**Listed entries**
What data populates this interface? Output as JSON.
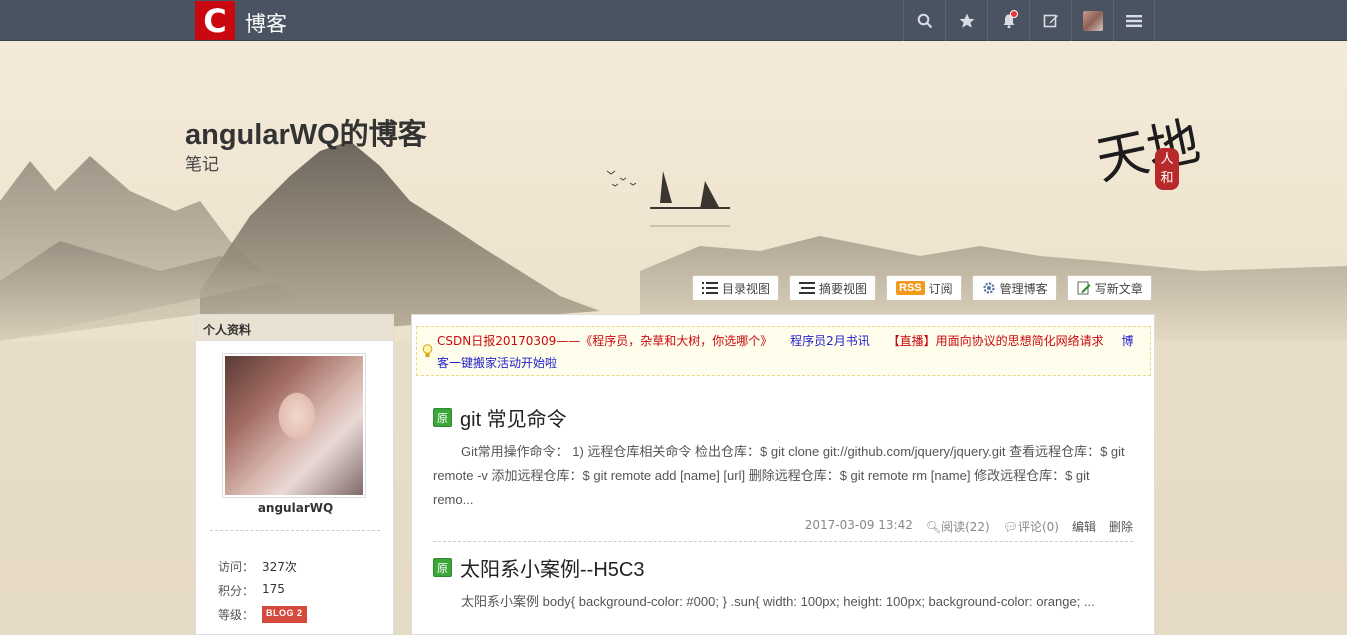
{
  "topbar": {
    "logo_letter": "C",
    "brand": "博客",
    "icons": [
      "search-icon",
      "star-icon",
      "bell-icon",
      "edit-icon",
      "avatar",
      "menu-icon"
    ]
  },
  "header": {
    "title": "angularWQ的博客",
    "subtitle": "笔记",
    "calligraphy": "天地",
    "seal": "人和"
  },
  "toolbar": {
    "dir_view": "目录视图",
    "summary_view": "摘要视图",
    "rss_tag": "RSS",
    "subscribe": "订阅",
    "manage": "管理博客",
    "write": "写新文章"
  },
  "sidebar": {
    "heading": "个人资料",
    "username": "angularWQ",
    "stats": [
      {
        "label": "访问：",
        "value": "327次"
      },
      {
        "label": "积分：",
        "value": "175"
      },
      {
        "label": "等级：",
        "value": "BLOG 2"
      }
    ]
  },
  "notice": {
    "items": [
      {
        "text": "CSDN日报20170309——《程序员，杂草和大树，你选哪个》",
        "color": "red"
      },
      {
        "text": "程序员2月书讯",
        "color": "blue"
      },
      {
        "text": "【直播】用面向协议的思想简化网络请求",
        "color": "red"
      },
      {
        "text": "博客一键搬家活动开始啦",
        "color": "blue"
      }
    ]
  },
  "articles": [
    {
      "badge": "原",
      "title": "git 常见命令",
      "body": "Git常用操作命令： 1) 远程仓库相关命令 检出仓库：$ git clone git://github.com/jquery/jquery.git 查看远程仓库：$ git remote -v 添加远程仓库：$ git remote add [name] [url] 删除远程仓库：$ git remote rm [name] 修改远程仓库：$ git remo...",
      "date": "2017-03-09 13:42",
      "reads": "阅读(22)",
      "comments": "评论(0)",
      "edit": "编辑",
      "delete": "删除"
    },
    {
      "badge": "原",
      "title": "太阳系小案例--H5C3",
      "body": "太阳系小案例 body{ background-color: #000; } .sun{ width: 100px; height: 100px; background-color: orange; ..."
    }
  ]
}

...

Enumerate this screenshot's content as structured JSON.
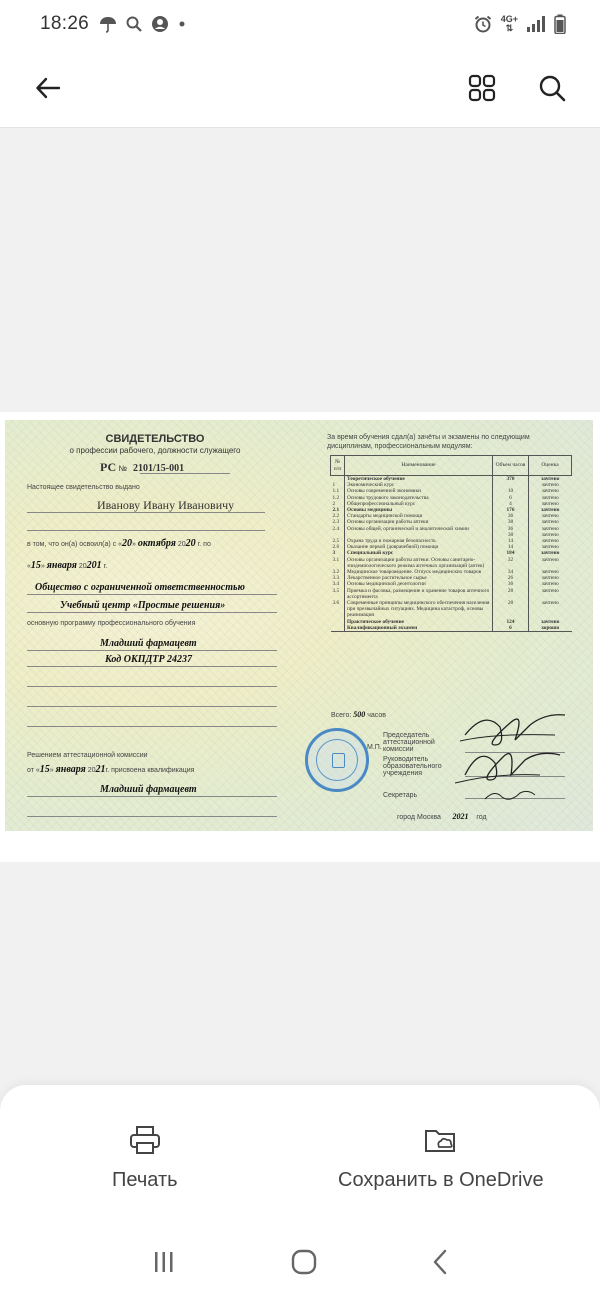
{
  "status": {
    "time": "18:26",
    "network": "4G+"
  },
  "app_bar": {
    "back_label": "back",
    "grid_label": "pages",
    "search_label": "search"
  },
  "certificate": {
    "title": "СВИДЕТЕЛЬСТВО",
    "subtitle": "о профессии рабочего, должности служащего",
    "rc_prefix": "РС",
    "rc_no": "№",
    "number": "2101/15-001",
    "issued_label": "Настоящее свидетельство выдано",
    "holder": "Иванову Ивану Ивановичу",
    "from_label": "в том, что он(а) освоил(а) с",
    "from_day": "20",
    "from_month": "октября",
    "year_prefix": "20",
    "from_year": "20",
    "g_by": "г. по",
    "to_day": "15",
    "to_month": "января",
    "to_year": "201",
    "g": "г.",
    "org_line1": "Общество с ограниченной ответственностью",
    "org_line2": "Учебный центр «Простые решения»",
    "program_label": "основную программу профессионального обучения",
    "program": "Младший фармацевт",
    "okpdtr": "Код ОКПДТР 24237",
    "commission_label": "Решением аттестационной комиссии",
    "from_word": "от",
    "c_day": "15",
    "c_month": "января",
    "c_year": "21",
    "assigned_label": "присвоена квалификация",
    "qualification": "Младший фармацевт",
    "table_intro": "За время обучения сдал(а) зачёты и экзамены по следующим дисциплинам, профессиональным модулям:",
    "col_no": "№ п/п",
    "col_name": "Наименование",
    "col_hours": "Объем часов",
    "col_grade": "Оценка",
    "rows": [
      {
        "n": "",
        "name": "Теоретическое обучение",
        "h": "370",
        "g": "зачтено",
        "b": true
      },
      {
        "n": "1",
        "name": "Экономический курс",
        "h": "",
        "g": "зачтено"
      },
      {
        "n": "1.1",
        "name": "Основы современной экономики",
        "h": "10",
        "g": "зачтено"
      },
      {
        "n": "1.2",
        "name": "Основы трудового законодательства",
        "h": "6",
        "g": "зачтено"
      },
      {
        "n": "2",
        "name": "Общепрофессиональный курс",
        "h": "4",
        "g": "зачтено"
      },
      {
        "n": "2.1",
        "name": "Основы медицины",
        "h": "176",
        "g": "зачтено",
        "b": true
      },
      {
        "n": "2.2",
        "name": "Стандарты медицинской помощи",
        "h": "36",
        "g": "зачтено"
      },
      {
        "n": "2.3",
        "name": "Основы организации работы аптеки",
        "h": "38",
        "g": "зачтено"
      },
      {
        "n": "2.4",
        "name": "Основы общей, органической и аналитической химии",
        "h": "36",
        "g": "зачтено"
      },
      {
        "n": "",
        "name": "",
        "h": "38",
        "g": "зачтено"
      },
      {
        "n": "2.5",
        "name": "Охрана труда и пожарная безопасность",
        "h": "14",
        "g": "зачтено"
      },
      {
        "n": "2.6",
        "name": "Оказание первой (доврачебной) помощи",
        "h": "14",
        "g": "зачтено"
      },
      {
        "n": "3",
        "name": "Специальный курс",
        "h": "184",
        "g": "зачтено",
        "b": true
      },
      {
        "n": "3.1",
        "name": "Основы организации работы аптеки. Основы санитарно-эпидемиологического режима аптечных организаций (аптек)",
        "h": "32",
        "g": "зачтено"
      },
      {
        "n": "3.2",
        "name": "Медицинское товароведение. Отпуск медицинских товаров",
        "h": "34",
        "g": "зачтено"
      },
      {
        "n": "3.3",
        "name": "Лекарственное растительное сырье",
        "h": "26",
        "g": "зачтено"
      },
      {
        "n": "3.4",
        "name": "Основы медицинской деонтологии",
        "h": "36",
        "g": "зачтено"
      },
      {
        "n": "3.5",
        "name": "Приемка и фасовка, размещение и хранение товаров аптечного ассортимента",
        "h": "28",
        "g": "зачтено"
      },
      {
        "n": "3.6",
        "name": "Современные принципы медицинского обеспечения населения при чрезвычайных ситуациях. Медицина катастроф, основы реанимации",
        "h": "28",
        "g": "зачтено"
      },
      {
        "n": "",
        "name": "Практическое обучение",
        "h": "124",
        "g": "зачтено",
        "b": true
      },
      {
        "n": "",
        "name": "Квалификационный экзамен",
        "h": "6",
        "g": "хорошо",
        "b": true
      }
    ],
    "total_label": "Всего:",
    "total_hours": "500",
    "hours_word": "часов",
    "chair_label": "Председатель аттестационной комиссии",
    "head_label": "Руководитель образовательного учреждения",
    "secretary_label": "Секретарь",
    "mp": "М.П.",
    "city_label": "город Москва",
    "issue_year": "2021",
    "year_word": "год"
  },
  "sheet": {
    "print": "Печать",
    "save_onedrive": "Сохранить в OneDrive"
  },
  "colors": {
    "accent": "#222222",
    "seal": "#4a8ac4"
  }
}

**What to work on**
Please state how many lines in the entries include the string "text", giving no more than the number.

**Response for this exercise**
4